Building Cities Better webinar
Viv Beck is CEO of Heart of the City, Auckland’s city centre business association. Viv has seen first-hand the impact of City Rail Link construction and has championed the need for a hardship fund for impacted businesses, and early planning and provision for this issue with future large-scale projects. Viv will share insights on this and better ways of operating.
Rick Mitry is a partner at Mitry Lawyers in Sydney. Rick leads the major class action against the New South Wales government to gain compensation for the Sydney light rail project. He has a wealth of information and research on the impacts the project has had on businesses and residents and will provide an insight into what can happen if governments don’t proactively plan effective strategies for these projects.
Dr Rosalie Singerman Ray is an assistant professor of Geography. Her research focuses on transit governance and managing a just transition to sustainable transport. She has a PhD in Urban Planning from Columbia University and she studied the impact of Los Angeles’ metro rail extension. This research concluded that mitigation programmes should be standard practice when building new transit routes. She previously worked as an economist for the US Department of Transportation.
Viv Beck is CEO of Heart of the City, Auckland’s city centre business association. Viv has championed the need for a hardship fund for impacted businesses, and early planning and provision for this issue with future large-scale projects.
Rick Mitry is a partner at Mitry Lawyers in Sydney. Rick leads the major class action against the New South Wales government to gain compensation for the Sydney light rail project.
Dr Rosalie Singerman Ray, an assistant professor of Geography, joined us from the USA. Her PhD in Urban Planning from Columbia University studied the impact of Los Angeles’ metro rail extension. This research concluded that mitigation programmes should be standard practice when building new transit routes.
Viv described the devastating and life changing impacts of Covid in Auckland including significant loss of income, physical impacts such as loss of amenity and health impacts. A Heart of the City assessment has reported 200 CBD businesses impacted.
Rick explained how many businesses in central Sydney were severely affected and how suicide tragically resulted from the financial stress. 234 Sydney business owners have joined a class action with total losses equating to greater than $300m.

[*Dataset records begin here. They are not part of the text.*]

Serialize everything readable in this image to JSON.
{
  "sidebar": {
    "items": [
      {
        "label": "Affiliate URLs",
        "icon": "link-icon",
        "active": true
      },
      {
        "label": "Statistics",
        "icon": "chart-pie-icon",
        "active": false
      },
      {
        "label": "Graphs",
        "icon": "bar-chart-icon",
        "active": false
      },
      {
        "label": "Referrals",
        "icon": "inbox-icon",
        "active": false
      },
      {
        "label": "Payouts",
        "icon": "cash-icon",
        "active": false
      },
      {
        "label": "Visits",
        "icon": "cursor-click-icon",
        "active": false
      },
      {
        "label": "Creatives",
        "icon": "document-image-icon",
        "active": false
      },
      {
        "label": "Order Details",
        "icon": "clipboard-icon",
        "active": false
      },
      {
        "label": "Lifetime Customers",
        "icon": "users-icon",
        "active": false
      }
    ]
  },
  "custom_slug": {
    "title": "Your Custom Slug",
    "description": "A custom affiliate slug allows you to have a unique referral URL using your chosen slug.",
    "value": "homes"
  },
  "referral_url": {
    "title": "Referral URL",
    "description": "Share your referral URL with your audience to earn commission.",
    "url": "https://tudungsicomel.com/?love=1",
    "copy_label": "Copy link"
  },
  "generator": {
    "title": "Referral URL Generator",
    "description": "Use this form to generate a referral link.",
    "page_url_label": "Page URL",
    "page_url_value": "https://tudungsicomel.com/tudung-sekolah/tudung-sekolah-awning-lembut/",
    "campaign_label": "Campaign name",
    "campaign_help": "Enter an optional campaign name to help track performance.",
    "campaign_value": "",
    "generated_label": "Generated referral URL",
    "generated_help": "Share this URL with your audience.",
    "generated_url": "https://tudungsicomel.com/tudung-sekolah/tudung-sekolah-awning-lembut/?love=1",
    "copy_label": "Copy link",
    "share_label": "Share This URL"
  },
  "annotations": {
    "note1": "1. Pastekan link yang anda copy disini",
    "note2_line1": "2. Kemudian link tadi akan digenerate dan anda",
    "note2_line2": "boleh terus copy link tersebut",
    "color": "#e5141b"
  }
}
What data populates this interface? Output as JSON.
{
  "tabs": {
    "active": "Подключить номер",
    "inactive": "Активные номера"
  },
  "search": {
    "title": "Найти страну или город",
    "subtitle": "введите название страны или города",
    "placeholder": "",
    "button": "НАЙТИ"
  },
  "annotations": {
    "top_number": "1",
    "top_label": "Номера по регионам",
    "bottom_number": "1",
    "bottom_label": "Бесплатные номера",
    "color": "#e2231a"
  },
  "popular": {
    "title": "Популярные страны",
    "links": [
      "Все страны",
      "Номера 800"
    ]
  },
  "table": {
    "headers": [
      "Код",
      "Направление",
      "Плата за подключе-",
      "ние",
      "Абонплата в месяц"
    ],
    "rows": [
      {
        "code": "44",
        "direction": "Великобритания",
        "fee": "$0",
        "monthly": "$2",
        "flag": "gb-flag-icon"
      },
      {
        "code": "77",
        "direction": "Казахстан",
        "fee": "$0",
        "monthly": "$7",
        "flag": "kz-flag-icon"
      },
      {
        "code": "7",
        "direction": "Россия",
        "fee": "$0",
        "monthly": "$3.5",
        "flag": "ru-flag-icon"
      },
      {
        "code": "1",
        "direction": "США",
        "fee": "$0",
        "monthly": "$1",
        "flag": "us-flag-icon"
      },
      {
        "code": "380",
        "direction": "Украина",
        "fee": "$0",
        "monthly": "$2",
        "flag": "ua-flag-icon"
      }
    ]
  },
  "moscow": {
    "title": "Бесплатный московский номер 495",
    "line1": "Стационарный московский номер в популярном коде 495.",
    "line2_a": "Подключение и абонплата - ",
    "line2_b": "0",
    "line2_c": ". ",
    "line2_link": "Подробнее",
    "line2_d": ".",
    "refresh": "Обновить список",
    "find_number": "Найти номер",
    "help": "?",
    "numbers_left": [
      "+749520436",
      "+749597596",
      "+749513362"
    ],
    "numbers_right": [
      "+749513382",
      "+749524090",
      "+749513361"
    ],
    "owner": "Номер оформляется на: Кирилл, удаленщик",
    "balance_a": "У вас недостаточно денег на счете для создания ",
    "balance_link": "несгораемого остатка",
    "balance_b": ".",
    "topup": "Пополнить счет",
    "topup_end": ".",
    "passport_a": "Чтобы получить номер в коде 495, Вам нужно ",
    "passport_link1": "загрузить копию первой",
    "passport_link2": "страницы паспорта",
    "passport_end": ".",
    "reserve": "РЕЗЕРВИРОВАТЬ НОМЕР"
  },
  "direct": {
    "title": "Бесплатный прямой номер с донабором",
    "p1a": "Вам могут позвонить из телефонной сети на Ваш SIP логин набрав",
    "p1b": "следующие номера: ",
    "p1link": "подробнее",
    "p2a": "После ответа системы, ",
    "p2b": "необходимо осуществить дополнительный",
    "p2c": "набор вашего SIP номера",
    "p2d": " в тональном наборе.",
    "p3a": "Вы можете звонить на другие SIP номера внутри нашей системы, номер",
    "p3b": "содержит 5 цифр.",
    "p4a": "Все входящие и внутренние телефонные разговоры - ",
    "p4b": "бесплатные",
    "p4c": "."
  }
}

Rosalie has worked with four transit agencies who had implemented advice, tools and financial support to assist business impact by construction impacts. Research shows that businesses who are located more than 400m from a public transport hub project had a 46% greater likelihood of business closure. She emphasised that cost impacts on business were unavoidable with significant urban projects and so effective mitigation strategies now being modelled in best-practice cities should be employed in New Zealand.
The webinar heard that despite a high level of engagement with stakeholders in the early Central Rail Link planning, once the project began it became clear that inadequate consideration had been undertaken to mitigate social and economic impacts and instead the focus was on minimising construction costs. Rosalie explained how there’s a general belief that temporary pain is followed by long-term success and a fear that publicly admitting adverse impacts will threaten the viability of project.
The Heart of the City championed efforts to provide a remedy to CRL impacts and this resulted in a $12 million fund established by government and Auckland Council However, the webinar heard that a maximum of $10k of funding per business simply won’t be enough for businesses in deep distress.
In Australia the government offered circa $200k per business to those Sydney businesses impacted by the Sydney light rail project. However, most businesses only received a tiny fraction, and many businesses are in or facing liquidation. The current value of class action that Rick is working on is approaching $400m – something he urged New Zealand to avoid.
The clear message was that nobody should lose their livelihood or wellbeing over an urbanconstruction project. This needs to be considered part of the overall project cost and is fundamental to New Zealand’s light rail plans. The Committee will be monitoring the progress the government makes now it has received the light rail options report and will soon make decisions.